One of the interesting aspects of this virtual watercooler, and of the technology that makes it possible, is that place does not matter. Off the top of my head, besides Canada, we have Belgium, Brazil, Denmark, France, Hong Kong, India, New Zealand, Sweden, Switzerland, United Kingdom … and USA.
Elsewheresers are welcome to make that listing fuller. No intent to omit. With Brockers thus far in March spitting out an average of over 17,000 words per day, keeping track is a stretch.
It has to be pointed out that numbers and proximity and activity and reporting all contribute to putting Canada at the forefront of our situation.

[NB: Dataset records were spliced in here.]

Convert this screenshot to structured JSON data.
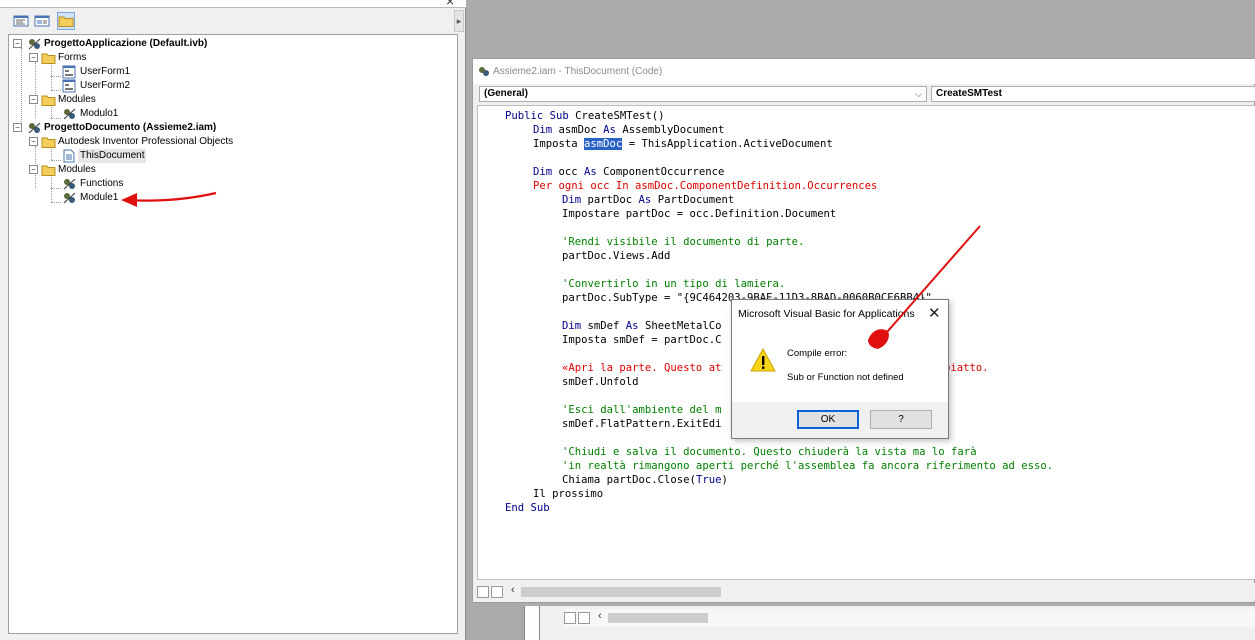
{
  "project_explorer": {
    "close_glyph": "×",
    "toolbar": {
      "view_code_icon": "view-code-icon",
      "view_object_icon": "view-object-icon",
      "toggle_folders_icon": "toggle-folders-icon"
    },
    "tree": {
      "project1": {
        "label": "ProgettoApplicazione (Default.ivb)"
      },
      "forms_folder": {
        "label": "Forms"
      },
      "userform1": {
        "label": "UserForm1"
      },
      "userform2": {
        "label": "UserForm2"
      },
      "modules_folder1": {
        "label": "Modules"
      },
      "modulo1": {
        "label": "Modulo1"
      },
      "project2": {
        "label": "ProgettoDocumento (Assieme2.iam)"
      },
      "objects_folder": {
        "label": "Autodesk Inventor Professional Objects"
      },
      "thisdocument": {
        "label": "ThisDocument"
      },
      "modules_folder2": {
        "label": "Modules"
      },
      "functions": {
        "label": "Functions"
      },
      "module1": {
        "label": "Module1"
      }
    }
  },
  "code_window": {
    "title": "Assieme2.iam - ThisDocument (Code)",
    "object_combo": "(General)",
    "procedure_combo": "CreateSMTest",
    "lines": {
      "l1a": "Public Sub ",
      "l1b": "CreateSMTest()",
      "l2a": "Dim ",
      "l2b": "asmDoc ",
      "l2c": "As ",
      "l2d": "AssemblyDocument",
      "l3a": "Imposta ",
      "l3b": "asmDoc",
      "l3c": " = ThisApplication.ActiveDocument",
      "l5a": "Dim ",
      "l5b": "occ ",
      "l5c": "As ",
      "l5d": "ComponentOccurrence",
      "l6": "Per ogni occ In asmDoc.ComponentDefinition.Occurrences",
      "l7a": "Dim ",
      "l7b": "partDoc ",
      "l7c": "As ",
      "l7d": "PartDocument",
      "l8": "Impostare partDoc = occ.Definition.Document",
      "l10": "'Rendi visibile il documento di parte.",
      "l11": "partDoc.Views.Add",
      "l13": "'Convertirlo in un tipo di lamiera.",
      "l14": "partDoc.SubType = \"{9C464203-9BAE-11D3-8BAD-0060B0CE6BB4}\"",
      "l16a": "Dim ",
      "l16b": "smDef ",
      "l16c": "As ",
      "l16d": "SheetMetalCo",
      "l17": "Imposta smDef = partDoc.C",
      "l19a": "«Apri la parte. Questo at",
      "l19b": "piatto.",
      "l20": "smDef.Unfold",
      "l22": "'Esci dall'ambiente del m",
      "l23": "smDef.FlatPattern.ExitEdi",
      "l25": "'Chiudi e salva il documento. Questo chiuderà la vista ma lo farà",
      "l26": "'in realtà rimangono aperti perché l'assemblea fa ancora riferimento ad esso.",
      "l27a": "Chiama partDoc.Close(",
      "l27b": "True",
      "l27c": ")",
      "l28": "Il prossimo",
      "l29a": "End Sub"
    }
  },
  "dialog": {
    "title": "Microsoft Visual Basic for Applications",
    "close_glyph": "✕",
    "message_title": "Compile error:",
    "message_body": "Sub or Function not defined",
    "ok_label": "OK",
    "help_label": "?"
  },
  "colors": {
    "keyword": "#00008b",
    "comment": "#008000",
    "error": "#e00000",
    "selection": "#2a63c6",
    "annotation": "#e01010"
  }
}
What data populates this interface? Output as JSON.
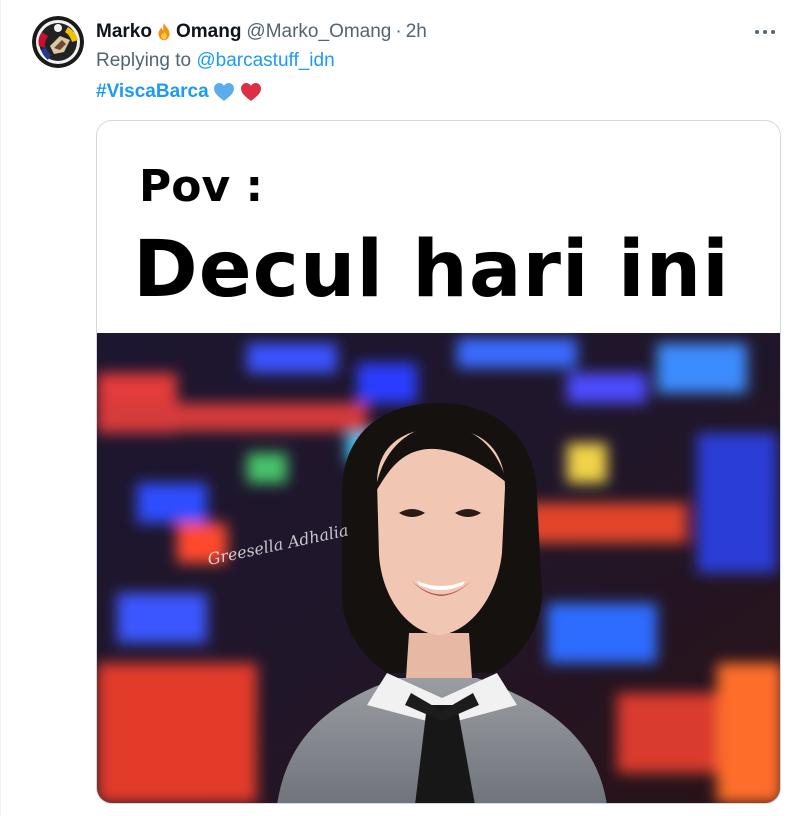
{
  "tweet": {
    "author_name_part1": "Marko",
    "author_name_part2": "Omang",
    "handle": "@Marko_Omang",
    "separator": "·",
    "time": "2h",
    "replying_label": "Replying to",
    "replying_to": "@barcastuff_idn",
    "hashtag": "#ViscaBarca",
    "emojis": [
      "blue-heart-icon",
      "red-heart-icon"
    ]
  },
  "media": {
    "meme_line1": "Pov :",
    "meme_line2": "Decul hari ini",
    "watermark_text": "Greesella Adhalia"
  },
  "colors": {
    "link": "#1d9bf0",
    "secondary_text": "#536471",
    "border": "#cfd9de"
  }
}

This digressive opening is heading toward a tangent that has been percolating for a while now. Call the topic the lexicology of the general description. Specifically, what are the possibilities for designating US-connected persons who reside somewhere besides the United States?
The three organizations in the Links section of USxCanada InfoShop have gone for either abroad or overseas. Both of those terms have a temporary, away-from-home aura that seems irrelevant. “Overseas” sounds plain weird to anyone living in Canada. (“Overlakes” for a few of us, perhaps?) And “abroad” reeks of a circa 1900 idler class on the grand tour, or a college student taking advantage of an educational option.
Expatriate or a derivative like expat sounds either like a job advertisement in the Guardian or some 1920s bohemian. Exile may be where some are beginning to find themselves due to unwilled constraints, but the term is dramatic for the politics so far.
Foreign is so xenophobic. Think of all those poor little US government employees in the foreign service! By the way, my bank account is not foreign to me even if it does happen to be located in Canada. FBAR yourself!
Alien has a nice sci-fi quality, especially when applied to resident aliens encircled by some US border.
Outlander has a preposterous ring — and pairs well with the “homeland” established by the United States in the past decade or so. To be outlandish in present circumstances has definite appeal.
Negativity could generate a whole separate list, like nonparochial or anticolonial.
Coinage might provide something interesting like counterinsular or supraimperial.
So far, I find myself gravitating toward extraterritorial. For one thing, I have not noticed the US State Department or the IRS making any use of that word. For another, I can hear echoes of Huck Finn.